I could not stop smiling. It felt like 10 years hadn’t actually passed. He became my tour guide, taking me around the gay district and providing details about the city’s history. This was my first time in Berlin and I felt like a local. We took a long walk in Victoria Park and, from its peak, got a view of the recommissioned Templehof Airport, which I’d always wanted to visit. He asked if I’d like to go there. Of course, I said yes, so he picked me up and took me there in his big German car.

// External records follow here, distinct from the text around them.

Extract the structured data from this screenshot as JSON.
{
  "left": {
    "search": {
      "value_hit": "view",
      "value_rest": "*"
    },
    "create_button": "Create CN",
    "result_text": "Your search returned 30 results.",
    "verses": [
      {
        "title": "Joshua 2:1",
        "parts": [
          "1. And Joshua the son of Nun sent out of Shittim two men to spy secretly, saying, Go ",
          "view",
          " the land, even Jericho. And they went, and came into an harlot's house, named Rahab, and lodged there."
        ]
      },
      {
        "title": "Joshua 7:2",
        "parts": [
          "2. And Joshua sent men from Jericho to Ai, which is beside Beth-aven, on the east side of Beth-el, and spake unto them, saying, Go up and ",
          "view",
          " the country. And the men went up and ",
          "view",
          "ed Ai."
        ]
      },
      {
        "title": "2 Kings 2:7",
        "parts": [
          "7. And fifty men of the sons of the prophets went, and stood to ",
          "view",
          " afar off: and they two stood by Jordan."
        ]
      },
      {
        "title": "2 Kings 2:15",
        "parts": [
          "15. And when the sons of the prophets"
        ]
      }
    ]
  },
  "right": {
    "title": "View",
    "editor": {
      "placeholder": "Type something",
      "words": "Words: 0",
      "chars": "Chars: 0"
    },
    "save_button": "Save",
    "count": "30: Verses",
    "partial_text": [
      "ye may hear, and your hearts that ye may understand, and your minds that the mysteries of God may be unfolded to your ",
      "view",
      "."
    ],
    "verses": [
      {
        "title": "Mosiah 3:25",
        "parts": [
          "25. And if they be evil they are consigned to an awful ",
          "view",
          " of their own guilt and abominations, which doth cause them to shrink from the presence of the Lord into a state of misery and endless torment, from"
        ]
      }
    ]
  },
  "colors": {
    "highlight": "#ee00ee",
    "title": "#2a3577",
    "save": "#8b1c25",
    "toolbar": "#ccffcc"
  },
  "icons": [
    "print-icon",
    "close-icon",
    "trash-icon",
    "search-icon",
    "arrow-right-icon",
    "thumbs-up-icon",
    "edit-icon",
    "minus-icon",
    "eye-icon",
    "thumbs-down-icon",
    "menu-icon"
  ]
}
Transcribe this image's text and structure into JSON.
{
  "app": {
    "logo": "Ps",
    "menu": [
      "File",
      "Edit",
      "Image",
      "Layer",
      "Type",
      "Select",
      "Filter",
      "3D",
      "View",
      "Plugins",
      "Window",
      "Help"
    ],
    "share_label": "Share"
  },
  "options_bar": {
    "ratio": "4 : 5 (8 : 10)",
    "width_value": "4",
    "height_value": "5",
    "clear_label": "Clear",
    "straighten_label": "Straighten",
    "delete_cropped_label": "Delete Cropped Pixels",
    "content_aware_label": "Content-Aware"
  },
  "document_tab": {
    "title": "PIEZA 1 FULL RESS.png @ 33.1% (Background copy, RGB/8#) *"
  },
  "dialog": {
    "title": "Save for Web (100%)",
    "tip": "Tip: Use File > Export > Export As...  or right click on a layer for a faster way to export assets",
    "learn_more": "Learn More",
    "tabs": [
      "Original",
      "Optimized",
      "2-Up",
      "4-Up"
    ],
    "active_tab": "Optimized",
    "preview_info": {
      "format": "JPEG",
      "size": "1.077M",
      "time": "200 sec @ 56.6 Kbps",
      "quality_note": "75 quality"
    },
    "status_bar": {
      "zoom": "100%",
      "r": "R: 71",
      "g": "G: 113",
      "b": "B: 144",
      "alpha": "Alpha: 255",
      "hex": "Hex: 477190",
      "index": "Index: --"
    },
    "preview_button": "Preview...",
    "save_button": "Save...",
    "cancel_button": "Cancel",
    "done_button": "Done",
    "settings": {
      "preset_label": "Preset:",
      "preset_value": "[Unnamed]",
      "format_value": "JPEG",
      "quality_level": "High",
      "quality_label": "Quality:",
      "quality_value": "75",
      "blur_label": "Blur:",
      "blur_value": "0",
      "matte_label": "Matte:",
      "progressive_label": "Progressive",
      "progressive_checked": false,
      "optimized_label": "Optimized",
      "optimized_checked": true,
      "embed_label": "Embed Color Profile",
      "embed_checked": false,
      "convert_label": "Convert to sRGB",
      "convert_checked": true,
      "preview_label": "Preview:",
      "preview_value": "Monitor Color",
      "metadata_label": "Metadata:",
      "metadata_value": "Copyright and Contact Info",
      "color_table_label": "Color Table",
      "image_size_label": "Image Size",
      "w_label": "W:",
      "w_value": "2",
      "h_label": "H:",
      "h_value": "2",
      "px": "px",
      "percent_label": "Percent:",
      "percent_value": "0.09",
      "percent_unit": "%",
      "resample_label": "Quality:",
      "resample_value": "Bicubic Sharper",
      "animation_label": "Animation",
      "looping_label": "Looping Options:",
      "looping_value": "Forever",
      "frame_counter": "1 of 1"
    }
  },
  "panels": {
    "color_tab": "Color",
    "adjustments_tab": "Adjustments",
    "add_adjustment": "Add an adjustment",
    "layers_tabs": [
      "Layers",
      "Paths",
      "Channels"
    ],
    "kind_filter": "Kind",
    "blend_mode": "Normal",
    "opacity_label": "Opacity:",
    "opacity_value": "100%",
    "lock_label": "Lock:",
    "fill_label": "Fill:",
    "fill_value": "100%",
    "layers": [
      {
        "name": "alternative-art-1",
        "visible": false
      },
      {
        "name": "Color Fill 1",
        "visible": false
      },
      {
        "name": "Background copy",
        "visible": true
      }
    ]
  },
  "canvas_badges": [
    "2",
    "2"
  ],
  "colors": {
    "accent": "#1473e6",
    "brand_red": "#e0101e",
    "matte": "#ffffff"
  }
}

It was such a nice trip. As a tour guide, Max was the kindest person I’d ever met. In the airport, with fifteen other tourists, a guide showed us around and described the Nazi madness, air strikes and so on. It felt really sad. I learned that “undesirables,” including journalists and politicians, had been incarcerated at a concentration camp within the airport. That was a powerful moment for me, coming from a country that didn’t take part in World War II. In Turkey, we never felt the direct impact of the insanity of that war.
We walked by the Spree and had a nice dinner. On my final night in town, we met again, this time with some of my friends, and lost ourselves in the marginal bars of that beautiful city.
As Max and I said goodbye at the end of our time together, he gave me a big smile and I felt the last of the scars I had created in my tiny little heart melt away.